- **What is needed**
The records that follow must be repeated exactly as they stand.
[Supplied records Boundary: Start]
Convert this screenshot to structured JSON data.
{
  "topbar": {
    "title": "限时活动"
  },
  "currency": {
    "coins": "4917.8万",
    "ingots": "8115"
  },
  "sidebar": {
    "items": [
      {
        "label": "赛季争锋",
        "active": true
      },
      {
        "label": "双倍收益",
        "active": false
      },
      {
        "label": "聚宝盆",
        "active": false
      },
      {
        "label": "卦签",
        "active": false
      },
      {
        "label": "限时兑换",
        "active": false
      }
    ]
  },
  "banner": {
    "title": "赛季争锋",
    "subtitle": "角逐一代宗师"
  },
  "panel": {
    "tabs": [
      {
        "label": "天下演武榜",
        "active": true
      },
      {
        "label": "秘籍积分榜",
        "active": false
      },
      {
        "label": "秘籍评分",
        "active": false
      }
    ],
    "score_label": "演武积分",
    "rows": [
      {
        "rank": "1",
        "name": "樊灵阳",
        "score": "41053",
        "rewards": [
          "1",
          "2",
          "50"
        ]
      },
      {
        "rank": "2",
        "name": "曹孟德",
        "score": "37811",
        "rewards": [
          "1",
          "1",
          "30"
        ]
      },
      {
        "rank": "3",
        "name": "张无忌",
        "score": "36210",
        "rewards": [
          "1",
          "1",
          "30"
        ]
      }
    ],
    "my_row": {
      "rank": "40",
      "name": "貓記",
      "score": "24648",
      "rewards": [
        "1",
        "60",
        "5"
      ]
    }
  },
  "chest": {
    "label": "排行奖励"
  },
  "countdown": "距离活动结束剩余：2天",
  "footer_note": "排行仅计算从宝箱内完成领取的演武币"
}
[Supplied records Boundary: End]
- **Solution for this problem**
Convert this screenshot to structured JSON data.
{
  "topbar": {
    "title": "限时活动"
  },
  "currency": {
    "coins": "4917.8万",
    "ingots": "8115"
  },
  "sidebar": {
    "items": [
      {
        "label": "赛季争锋",
        "active": true
      },
      {
        "label": "双倍收益",
        "active": false
      },
      {
        "label": "聚宝盆",
        "active": false
      },
      {
        "label": "卦签",
        "active": false
      },
      {
        "label": "限时兑换",
        "active": false
      }
    ]
  },
  "banner": {
    "title": "赛季争锋",
    "subtitle": "角逐一代宗师"
  },
  "panel": {
    "tabs": [
      {
        "label": "天下演武榜",
        "active": true
      },
      {
        "label": "秘籍积分榜",
        "active": false
      },
      {
        "label": "秘籍评分",
        "active": false
      }
    ],
    "score_label": "演武积分",
    "rows": [
      {
        "rank": "1",
        "name": "樊灵阳",
        "score": "41053",
        "rewards": [
          "1",
          "2",
          "50"
        ]
      },
      {
        "rank": "2",
        "name": "曹孟德",
        "score": "37811",
        "rewards": [
          "1",
          "1",
          "30"
        ]
      },
      {
        "rank": "3",
        "name": "张无忌",
        "score": "36210",
        "rewards": [
          "1",
          "1",
          "30"
        ]
      }
    ],
    "my_row": {
      "rank": "40",
      "name": "貓記",
      "score": "24648",
      "rewards": [
        "1",
        "60",
        "5"
      ]
    }
  },
  "chest": {
    "label": "排行奖励"
  },
  "countdown": "距离活动结束剩余：2天",
  "footer_note": "排行仅计算从宝箱内完成领取的演武币"
}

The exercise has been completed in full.